(Saved entries)

··········

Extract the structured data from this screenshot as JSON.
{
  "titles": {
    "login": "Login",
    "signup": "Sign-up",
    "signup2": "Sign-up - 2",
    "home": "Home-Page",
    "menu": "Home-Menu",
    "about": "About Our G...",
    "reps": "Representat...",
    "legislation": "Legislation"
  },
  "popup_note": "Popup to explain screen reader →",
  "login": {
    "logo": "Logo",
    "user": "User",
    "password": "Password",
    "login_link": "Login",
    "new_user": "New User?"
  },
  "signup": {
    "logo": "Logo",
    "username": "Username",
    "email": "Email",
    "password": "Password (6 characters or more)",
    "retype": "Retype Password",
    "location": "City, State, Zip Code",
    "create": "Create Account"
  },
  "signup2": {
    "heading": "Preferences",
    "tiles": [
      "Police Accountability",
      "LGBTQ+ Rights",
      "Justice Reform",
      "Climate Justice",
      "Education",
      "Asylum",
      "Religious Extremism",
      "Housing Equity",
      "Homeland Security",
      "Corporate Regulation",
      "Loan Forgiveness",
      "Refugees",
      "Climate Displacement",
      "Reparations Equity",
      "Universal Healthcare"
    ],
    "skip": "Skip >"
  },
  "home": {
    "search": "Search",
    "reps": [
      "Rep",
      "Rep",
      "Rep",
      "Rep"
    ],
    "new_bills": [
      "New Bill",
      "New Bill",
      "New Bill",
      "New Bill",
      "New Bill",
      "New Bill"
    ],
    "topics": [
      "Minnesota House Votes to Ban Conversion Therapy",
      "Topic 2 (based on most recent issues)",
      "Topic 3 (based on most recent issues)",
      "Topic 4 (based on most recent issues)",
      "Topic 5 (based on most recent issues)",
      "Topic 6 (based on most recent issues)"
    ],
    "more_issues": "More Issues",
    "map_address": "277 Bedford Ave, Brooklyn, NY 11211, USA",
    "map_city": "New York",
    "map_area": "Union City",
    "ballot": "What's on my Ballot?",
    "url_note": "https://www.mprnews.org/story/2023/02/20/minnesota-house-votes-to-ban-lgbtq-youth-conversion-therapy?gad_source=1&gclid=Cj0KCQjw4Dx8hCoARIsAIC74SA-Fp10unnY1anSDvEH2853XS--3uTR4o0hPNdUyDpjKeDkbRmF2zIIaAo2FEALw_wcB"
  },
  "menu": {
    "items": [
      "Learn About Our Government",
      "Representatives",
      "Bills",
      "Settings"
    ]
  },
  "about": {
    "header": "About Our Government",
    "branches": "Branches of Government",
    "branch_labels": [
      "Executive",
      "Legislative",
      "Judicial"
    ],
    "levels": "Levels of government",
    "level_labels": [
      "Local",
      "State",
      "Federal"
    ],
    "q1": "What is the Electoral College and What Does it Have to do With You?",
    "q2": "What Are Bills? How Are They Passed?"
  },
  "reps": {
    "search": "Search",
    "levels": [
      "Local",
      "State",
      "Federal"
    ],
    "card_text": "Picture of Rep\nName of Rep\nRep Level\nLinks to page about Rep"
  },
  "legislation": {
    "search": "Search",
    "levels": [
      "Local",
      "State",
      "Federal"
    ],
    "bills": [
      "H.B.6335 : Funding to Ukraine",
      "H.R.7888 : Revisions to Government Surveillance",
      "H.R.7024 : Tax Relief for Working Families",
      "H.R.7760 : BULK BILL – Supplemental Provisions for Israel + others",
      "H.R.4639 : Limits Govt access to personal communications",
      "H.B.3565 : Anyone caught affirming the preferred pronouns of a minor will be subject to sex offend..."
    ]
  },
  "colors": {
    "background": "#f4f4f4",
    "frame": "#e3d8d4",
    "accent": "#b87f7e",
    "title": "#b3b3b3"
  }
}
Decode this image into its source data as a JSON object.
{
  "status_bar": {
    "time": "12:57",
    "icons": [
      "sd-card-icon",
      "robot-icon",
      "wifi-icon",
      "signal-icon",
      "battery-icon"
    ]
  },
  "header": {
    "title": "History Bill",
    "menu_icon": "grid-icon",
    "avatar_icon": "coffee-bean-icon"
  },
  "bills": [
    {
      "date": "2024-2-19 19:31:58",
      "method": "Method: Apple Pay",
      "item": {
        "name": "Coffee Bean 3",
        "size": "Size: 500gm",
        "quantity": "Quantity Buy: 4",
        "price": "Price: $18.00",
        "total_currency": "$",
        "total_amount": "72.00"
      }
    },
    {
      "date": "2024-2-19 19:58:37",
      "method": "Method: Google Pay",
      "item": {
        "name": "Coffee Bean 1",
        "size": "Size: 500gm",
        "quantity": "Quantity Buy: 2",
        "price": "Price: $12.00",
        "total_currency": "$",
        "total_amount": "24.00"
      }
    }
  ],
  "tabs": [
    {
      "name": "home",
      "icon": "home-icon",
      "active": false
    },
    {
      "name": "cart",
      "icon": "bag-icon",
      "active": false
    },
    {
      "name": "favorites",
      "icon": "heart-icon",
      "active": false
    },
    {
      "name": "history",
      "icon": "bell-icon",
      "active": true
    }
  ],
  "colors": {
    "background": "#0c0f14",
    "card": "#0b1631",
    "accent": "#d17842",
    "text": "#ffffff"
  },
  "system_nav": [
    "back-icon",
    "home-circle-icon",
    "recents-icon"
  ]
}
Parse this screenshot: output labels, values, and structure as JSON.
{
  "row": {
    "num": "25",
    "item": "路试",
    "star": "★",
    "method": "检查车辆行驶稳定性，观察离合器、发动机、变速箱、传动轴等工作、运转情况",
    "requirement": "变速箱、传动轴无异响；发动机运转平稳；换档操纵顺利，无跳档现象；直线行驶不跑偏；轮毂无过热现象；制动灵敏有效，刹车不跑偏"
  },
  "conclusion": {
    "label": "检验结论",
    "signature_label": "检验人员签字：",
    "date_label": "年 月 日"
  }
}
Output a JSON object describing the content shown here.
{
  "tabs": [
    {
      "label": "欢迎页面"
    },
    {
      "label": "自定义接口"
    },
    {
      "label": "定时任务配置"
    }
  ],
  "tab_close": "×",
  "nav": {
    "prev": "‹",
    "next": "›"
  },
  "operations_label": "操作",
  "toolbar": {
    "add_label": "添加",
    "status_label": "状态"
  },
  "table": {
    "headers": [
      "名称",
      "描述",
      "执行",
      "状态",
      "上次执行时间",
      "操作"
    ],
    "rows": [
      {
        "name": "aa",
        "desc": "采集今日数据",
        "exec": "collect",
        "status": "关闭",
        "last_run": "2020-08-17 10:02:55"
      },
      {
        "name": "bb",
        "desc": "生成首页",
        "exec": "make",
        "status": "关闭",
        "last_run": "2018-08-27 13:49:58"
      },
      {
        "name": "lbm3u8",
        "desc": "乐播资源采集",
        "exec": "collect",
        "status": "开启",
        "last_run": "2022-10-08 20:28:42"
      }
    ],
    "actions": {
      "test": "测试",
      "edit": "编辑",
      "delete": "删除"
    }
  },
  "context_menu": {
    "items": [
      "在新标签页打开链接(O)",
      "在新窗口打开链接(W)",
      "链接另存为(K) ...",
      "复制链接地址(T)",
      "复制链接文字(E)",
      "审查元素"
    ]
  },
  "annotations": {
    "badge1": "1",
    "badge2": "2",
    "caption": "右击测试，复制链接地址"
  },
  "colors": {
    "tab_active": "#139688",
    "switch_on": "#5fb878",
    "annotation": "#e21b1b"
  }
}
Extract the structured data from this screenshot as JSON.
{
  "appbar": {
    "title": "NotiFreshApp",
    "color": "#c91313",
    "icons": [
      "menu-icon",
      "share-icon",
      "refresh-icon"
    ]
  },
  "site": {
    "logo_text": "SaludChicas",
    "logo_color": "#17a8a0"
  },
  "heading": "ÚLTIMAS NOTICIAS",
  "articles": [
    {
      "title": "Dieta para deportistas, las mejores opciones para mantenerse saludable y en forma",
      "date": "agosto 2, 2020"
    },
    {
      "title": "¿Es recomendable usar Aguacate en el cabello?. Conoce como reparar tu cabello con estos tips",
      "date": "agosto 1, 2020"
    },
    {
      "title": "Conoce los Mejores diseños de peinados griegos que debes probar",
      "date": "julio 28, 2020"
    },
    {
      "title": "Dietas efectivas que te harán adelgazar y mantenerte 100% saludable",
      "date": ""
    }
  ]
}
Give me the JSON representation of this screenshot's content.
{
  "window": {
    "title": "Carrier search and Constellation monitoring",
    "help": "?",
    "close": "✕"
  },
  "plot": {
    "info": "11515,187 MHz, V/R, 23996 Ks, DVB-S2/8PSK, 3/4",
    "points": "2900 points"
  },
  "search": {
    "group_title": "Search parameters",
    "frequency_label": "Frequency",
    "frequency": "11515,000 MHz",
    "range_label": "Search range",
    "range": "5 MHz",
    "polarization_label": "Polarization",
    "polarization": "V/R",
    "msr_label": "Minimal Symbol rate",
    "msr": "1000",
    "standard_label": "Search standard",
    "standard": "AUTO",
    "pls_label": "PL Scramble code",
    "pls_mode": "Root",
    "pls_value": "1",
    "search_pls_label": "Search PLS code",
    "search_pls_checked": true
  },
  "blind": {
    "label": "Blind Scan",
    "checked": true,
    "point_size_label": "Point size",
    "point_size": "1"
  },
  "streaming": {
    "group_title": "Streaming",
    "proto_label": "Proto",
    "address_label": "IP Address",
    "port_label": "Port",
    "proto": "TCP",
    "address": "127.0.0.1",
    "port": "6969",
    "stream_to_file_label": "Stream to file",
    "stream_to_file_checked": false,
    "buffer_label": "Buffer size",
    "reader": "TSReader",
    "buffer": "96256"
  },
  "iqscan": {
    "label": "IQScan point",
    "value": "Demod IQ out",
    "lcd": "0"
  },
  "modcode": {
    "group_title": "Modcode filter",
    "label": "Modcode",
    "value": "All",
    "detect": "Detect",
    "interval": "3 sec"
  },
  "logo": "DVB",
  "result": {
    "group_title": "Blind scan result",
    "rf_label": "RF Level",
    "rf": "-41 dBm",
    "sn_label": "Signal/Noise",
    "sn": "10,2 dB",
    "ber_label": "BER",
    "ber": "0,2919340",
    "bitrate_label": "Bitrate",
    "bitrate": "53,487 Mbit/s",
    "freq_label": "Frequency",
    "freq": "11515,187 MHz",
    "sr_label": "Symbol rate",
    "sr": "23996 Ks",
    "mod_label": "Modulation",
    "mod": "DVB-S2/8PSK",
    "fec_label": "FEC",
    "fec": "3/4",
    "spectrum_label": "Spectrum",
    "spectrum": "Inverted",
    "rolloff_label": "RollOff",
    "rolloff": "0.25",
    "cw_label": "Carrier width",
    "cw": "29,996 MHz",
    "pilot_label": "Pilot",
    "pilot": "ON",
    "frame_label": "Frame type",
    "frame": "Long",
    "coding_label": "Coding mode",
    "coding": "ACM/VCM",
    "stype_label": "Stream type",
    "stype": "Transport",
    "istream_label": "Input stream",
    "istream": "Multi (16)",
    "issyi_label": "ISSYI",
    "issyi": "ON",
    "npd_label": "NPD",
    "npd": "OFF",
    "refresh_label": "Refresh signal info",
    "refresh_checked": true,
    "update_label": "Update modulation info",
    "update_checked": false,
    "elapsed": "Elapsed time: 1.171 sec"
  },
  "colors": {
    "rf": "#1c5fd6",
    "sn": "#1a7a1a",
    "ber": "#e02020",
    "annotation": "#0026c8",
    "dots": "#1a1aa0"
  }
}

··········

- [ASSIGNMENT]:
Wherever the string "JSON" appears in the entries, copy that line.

- [EXERCISE OUTPUT]:
Extract the structured data from this screenshot as JSON.
Decode this image into its source data as a JSON object.
Parse this screenshot: output labels, values, and structure as JSON.
Output a JSON object describing the content shown here.
Extract the structured data from this screenshot as JSON.
Give me the JSON representation of this screenshot's content.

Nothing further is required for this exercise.